Whitehead takes the factual existence of the underground railroad and fictionalizes it by making it a real train. Instead of diminishing the danger (as in there is a train underground that runs straight from slavery to freedom and all you have to do it get on it) this choice heightens the difficulties. Not only are there are numerous stops, but they are deeply hidden and managed by whites—forcing runaway slaves to trust people who are most often their enemy. Cora and Caesar find themselves in South Carolina first, where they’re given new names and new lives, where, although they’re property of the United States government, they can now go to school and have options for work. Life is good enough that they pass on taking several trains to the next junction. Until Ridgeway finds them again but she escapes. And, so it goes, with Cora losing bits and pieces of her life, in places like North Carolina and Tennessee, as she tries to stay ahead of Ridgeway and make it to freedom.
There is no ambiguity in The Underground Railroad nor does Whitehead provide any respite in the reading. This is not caused by overwrought prose or sensationalistic details. Whitehead writes Cora’s thoughts and dialogue with the flat affect of someone who has seen the worst of mankind and is no longer surprised by it. Rather, it is a wholly immersive experience (much like A Little Life, another novel of man’s inhumanity to man) and the barbarity can be overwhelming.
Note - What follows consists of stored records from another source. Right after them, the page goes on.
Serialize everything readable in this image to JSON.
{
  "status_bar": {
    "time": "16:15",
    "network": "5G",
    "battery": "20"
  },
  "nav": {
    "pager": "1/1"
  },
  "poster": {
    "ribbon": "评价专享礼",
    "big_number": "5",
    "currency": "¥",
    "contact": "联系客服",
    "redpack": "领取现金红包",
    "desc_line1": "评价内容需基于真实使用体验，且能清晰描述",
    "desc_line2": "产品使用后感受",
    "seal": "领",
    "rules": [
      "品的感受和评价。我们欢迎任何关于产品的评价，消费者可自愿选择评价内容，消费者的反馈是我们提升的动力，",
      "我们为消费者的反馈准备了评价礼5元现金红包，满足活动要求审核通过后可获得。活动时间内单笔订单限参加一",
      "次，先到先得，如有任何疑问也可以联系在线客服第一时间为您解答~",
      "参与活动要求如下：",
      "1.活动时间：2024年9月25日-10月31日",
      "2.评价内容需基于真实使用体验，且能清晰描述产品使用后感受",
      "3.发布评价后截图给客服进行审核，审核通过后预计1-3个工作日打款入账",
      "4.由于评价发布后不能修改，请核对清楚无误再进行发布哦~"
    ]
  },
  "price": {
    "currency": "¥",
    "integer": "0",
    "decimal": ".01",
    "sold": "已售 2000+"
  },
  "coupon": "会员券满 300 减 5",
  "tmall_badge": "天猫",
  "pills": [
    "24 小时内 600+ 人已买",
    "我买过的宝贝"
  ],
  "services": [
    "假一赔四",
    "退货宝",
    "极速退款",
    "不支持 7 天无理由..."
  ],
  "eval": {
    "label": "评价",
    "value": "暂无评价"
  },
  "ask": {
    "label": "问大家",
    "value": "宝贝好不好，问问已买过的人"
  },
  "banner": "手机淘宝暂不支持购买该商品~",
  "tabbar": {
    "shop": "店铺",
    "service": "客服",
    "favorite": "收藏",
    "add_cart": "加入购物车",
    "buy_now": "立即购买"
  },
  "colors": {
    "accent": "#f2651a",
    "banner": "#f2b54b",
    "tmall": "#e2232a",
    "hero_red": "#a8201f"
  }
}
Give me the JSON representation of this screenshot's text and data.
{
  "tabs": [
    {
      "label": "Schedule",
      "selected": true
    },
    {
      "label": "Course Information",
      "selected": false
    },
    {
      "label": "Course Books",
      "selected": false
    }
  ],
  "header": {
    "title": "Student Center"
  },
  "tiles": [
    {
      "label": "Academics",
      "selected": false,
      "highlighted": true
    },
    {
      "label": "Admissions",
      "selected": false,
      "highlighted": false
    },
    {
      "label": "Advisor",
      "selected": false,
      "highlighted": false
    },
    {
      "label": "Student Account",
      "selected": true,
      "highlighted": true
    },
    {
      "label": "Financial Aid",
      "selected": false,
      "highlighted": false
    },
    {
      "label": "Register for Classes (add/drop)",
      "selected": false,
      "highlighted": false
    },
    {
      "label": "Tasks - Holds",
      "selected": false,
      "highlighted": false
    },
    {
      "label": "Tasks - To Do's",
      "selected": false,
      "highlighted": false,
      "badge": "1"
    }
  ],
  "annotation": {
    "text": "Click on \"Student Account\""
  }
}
There were scenes that sickened me in their brutality. And yet, with the growing tide of people who excuse or romanticize the antebellum South, continuing to shatter the mythology is crucial. For over 100 years Southern plantation life has been whitewashed—literally and figuratively. The time for hard truths, even in fictional books, is now. The Underground Railroad is difficult but necessary reading.
And America, too, is a delusion, the grandest one of all. The white race believes—believes with all its heart—that it is their righto take the land. To kill Indians. Make war. Enslave their brothers. This nation shouldn’t exist, if there is any justice in the world, for its foundations are murder, theft, and cruelty. Yet here we are.